Talking heads: Cross-border payments - Ushering in a new era

In part two of our series looking at the world of cross-border payments, Becky Clements from UK Finance and Vikesh Patel from SWIFT UK, Ireland and Nordics, discuss how SWIFT is leading the transformation happening in the global payments landscape. You can read part one, which looked at the drivers behind these changes, here.

Becky Clements: We talked previously about the challenges UK Finance members experience when it comes to international payments. SWIFT has invested a lot into making SWIFT gpi the new standard, with the ambitious goal to reach universal adoption. What is the current state of play?

Vikesh Patel: When we launched gpi back in 2017, our aim was to transform cross-border payments. So you?re right, universal adoption is ambitious, but we believe that it takes the whole community working together to truly transform cross-border payments on the global scale that is needed.
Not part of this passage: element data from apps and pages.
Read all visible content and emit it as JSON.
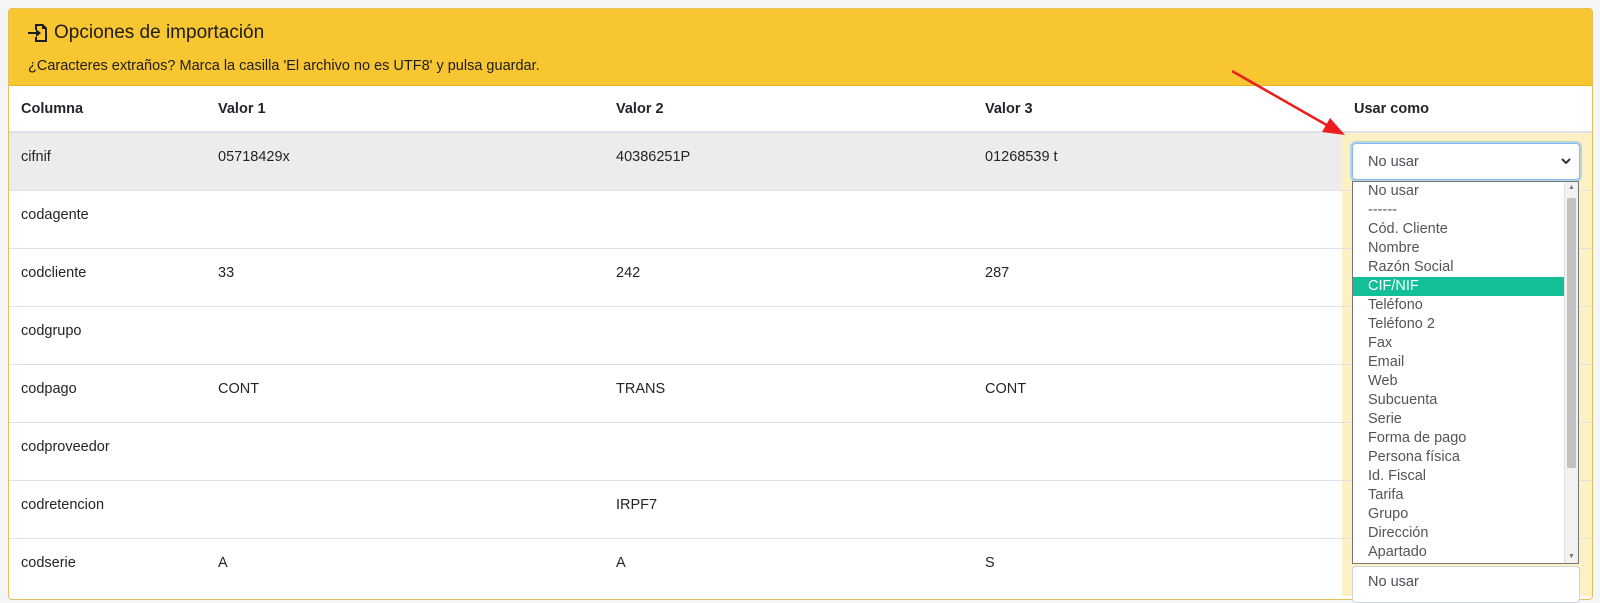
{
  "header": {
    "title": "Opciones de importación",
    "subtitle": "¿Caracteres extraños? Marca la casilla 'El archivo no es UTF8' y pulsa guardar."
  },
  "table": {
    "columns": [
      "Columna",
      "Valor 1",
      "Valor 2",
      "Valor 3",
      "Usar como"
    ],
    "rows": [
      {
        "name": "cifnif",
        "v1": "05718429x",
        "v2": "40386251P",
        "v3": "01268539 t"
      },
      {
        "name": "codagente",
        "v1": "",
        "v2": "",
        "v3": ""
      },
      {
        "name": "codcliente",
        "v1": "33",
        "v2": "242",
        "v3": "287"
      },
      {
        "name": "codgrupo",
        "v1": "",
        "v2": "",
        "v3": ""
      },
      {
        "name": "codpago",
        "v1": "CONT",
        "v2": "TRANS",
        "v3": "CONT"
      },
      {
        "name": "codproveedor",
        "v1": "",
        "v2": "",
        "v3": ""
      },
      {
        "name": "codretencion",
        "v1": "",
        "v2": "IRPF7",
        "v3": ""
      },
      {
        "name": "codserie",
        "v1": "A",
        "v2": "A",
        "v3": "S"
      }
    ]
  },
  "select": {
    "value": "No usar",
    "last_row_value": "No usar",
    "options": [
      "No usar",
      "------",
      "Cód. Cliente",
      "Nombre",
      "Razón Social",
      "CIF/NIF",
      "Teléfono",
      "Teléfono 2",
      "Fax",
      "Email",
      "Web",
      "Subcuenta",
      "Serie",
      "Forma de pago",
      "Persona física",
      "Id. Fiscal",
      "Tarifa",
      "Grupo",
      "Dirección",
      "Apartado"
    ],
    "highlighted": "CIF/NIF"
  },
  "colors": {
    "header_bg": "#f8c630",
    "highlight": "#13bf96",
    "arrow": "#ee1c1c"
  }
}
SWIFT has a long history of rallying the industry around common solutions, and I?m pleased to say we?re well on our way to meet the goal we set ourselves with gpi. Today over 56 per cent of cross-border payments on SWIFT are sent via gpi. To put that into context, that equates to more than $300 billion in daily value, which amounted to $40 trillion in payments in 2018.

Over 3,500 banks are signed up to gpi, and hundreds are already live sending gpi payments. We?re already seeing the benefits of that for our community. Nearly 100 per cent of payments on SWIFT gpi are credited within 24 hours, 40 per cent within just five minutes, and many happen in a matter of seconds.
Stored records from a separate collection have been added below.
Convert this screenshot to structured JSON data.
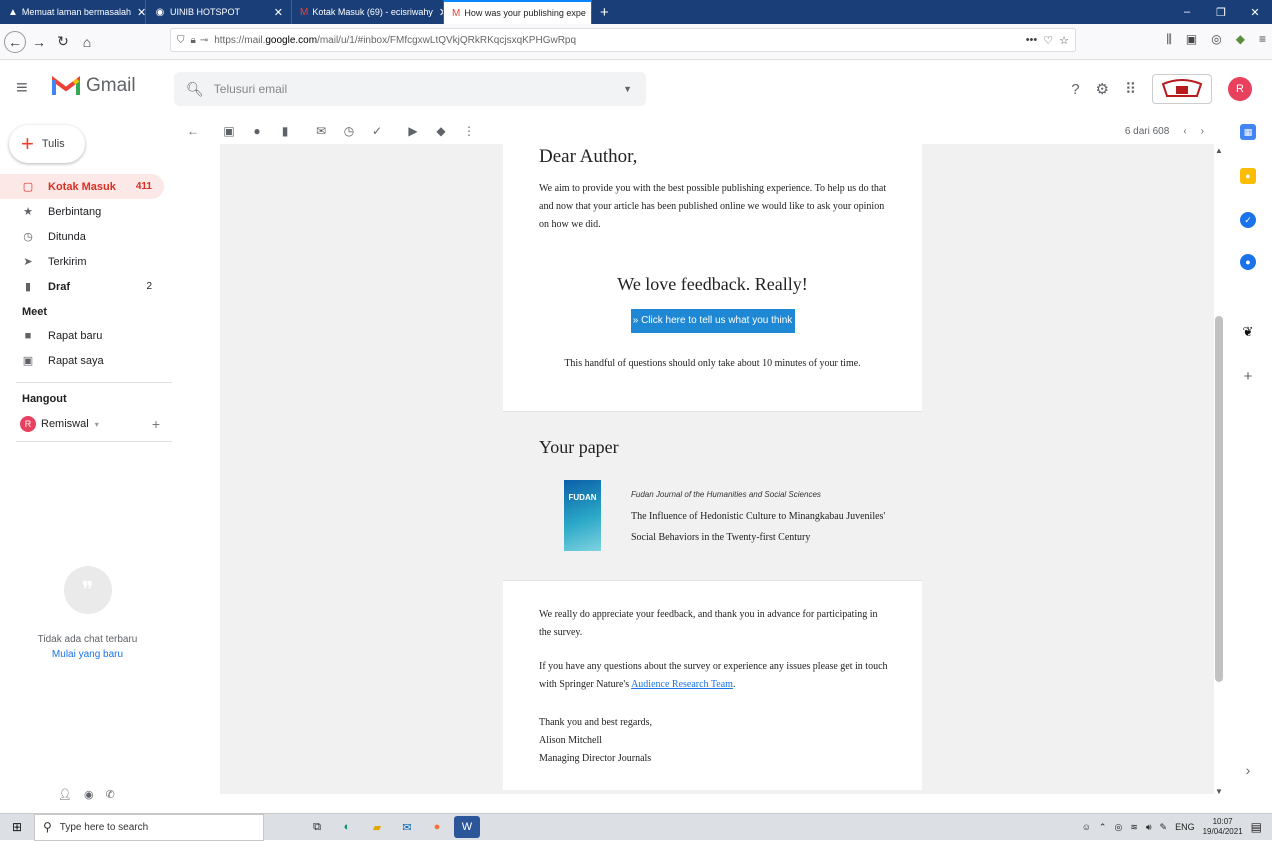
{
  "browser": {
    "tabs": [
      {
        "title": "Memuat laman bermasalah",
        "icon": "warning-icon"
      },
      {
        "title": "UINIB HOTSPOT",
        "icon": "globe-icon"
      },
      {
        "title": "Kotak Masuk (69) - ecisriwahy",
        "icon": "gmail-icon"
      },
      {
        "title": "How was your publishing expe",
        "icon": "gmail-icon",
        "active": true
      }
    ],
    "url_prefix": "https://mail.",
    "url_host": "google.com",
    "url_rest": "/mail/u/1/#inbox/FMfcgxwLtQVkjQRkRKqcjsxqKPHGwRpq",
    "url_menu": "•••"
  },
  "gmail": {
    "app_name": "Gmail",
    "search_placeholder": "Telusuri email",
    "avatar_letter": "R"
  },
  "sidebar": {
    "compose_label": "Tulis",
    "items": [
      {
        "label": "Kotak Masuk",
        "count": "411",
        "icon": "inbox-icon"
      },
      {
        "label": "Berbintang",
        "count": "",
        "icon": "star-icon"
      },
      {
        "label": "Ditunda",
        "count": "",
        "icon": "clock-icon"
      },
      {
        "label": "Terkirim",
        "count": "",
        "icon": "send-icon"
      },
      {
        "label": "Draf",
        "count": "2",
        "icon": "draft-icon"
      }
    ],
    "meet_title": "Meet",
    "meet_items": [
      {
        "label": "Rapat baru",
        "icon": "video-icon"
      },
      {
        "label": "Rapat saya",
        "icon": "calendar-icon"
      }
    ],
    "hangout_title": "Hangout",
    "hangout_user": "Remiswal",
    "hangout_user_initial": "R",
    "chat_empty_text": "Tidak ada chat terbaru",
    "chat_start_link": "Mulai yang baru"
  },
  "toolbar": {
    "pager_text": "6 dari 608"
  },
  "email": {
    "greeting": "Dear Author,",
    "intro": "We aim to provide you with the best possible publishing experience. To help us do that and now that your article has been published online we would like to ask your opinion on how we did.",
    "headline": "We love feedback. Really!",
    "cta_label": "» Click here to tell us what you think",
    "handful": "This handful of questions should only take about 10 minutes of your time.",
    "paper_heading": "Your paper",
    "cover_text": "FUDAN",
    "journal": "Fudan Journal of the Humanities and Social Sciences",
    "paper_title": "The Influence of Hedonistic Culture to Minangkabau Juveniles' Social Behaviors in the Twenty-first Century",
    "appreciate": "We really do appreciate your feedback, and thank you in advance for participating in the survey.",
    "questions_pre": "If you have any questions about the survey or experience any issues please get in touch with Springer Nature's ",
    "questions_link": "Audience Research Team",
    "questions_post": ".",
    "thanks": "Thank you and best regards,",
    "signer": "Alison Mitchell",
    "signer_role": "Managing Director Journals"
  },
  "taskbar": {
    "search_placeholder": "Type here to search",
    "lang": "ENG",
    "time": "10:07",
    "date": "19/04/2021"
  },
  "colors": {
    "accent": "#d93025",
    "link": "#1a73e8",
    "cta": "#1e88d4",
    "tabbar": "#1a3f78"
  }
}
BC: You mentioned that 56 per cent of cross-border payments on SWIFT are now sent via gpi. That leads me nicely onto my next question: how is SWIFT planning to bring its entire community onboard?

VP: There are a couple of things we are doing. The first step happened at the end of last year when we introduced a unique end-to-end transaction reference (UETR) to all payments on the SWIFT network. Every payment can now be tracked, regardless of whether the bank handling it is on gpi or not.

The next step is to ensure that banks provide confirmation when a payment has reached the end beneficiary's account. Payment confirmation is imperative to ensuring a seamless experience for banks and their customers. You can compare this with your personal experience as well. In our day-to-day lives we have become accustomed to knowing when things have happened. We can check whether the parcel we ordered has arrived, whether someone has read our WhatsApp or text message, or whether our takeaway is on its way.

In the business world it's no different. Companies rely on knowing a payment has arrived as a key part of their supply chain. Without that, trade can stall and goods and services end up delayed.

Payment tracking and confirmations are all about enabling banks to provide an excellent customer experience and build new value-added services. This is why we are making payment confirmations mandatory by the end of 2020.

BC: Banks are engaging in a lot of different projects these days, whether they be around compliance, innovation or replacing legacy technologies. What do financial institutions need to do to confirm payments? What support is available?

VP: We are making it as easy as possible for financial institutions to confirm payments by introducing a number of automated and manual tools.

SWIFT customers will be able to confirm payments through their existing interface using MT199 messages from November this year. For banks invested in API technology, you?ll be able to update the gpi tracker using API calls to confirm you?ve received a payment.

We are also building out an ISO-20022 compatible solution to ensure maximum interoperability and future-proofing.

At the same time, we?re reaching out to the vendor community to help as many application vendors as possible bring gpi into their offerings, which will also help ease the transition to payment confirmations.

We know that financial institutions have a lot of plates to juggle, that's why we?re doing everything we can to support our community.

BC: UK banks are among the most active participants in the correspondent banking network, but there are many UK Finance members who do not necessarily handle large volumes of cross-border payments traffic. Why should they also think about adopting gpi?  

That is a good question. The first thing I?d say is that we have solutions for customers who handle very low cross-border volumes. Our Basic Tracker, rolling out later this year, will grant access to basic search, tracking and confirmation features, and provide an easy upgrade path to the full version of gpi if required.

The main incentive though is about enhancing your customers? experience and boosting relationships with your correspondents. As gpi adoption grows, all banks will be under more and more pressure, either from their customers or other banks in their network, to provide tracking information and payment confirmations. Banks who can't do this will instantly put themselves at a disadvantage. 

Again, gpi is about offering a better service for banks? customers. If you handle any cross-border payments, gpi will allow you to meet their expectations and drive new business opportunities. It also allows you to handle the cross-border payments you have more efficiently, reducing time and costs, for example when managing payment investigations and enquiries.

Finally, we have a very vibrant roadmap of new service evolutions coming to gpi. Customers can already offer the ability to stop and recall a payment in flight in case an error is made or there is suspicion of fraud, and you can provide direct integration of gpi data into your customer-facing portals. There are plenty of reasons to sign up.

In part three, Becky and Vikesh will discuss how cross-border payments are becoming as seamless as domestic. For more information about gpi adoption, visit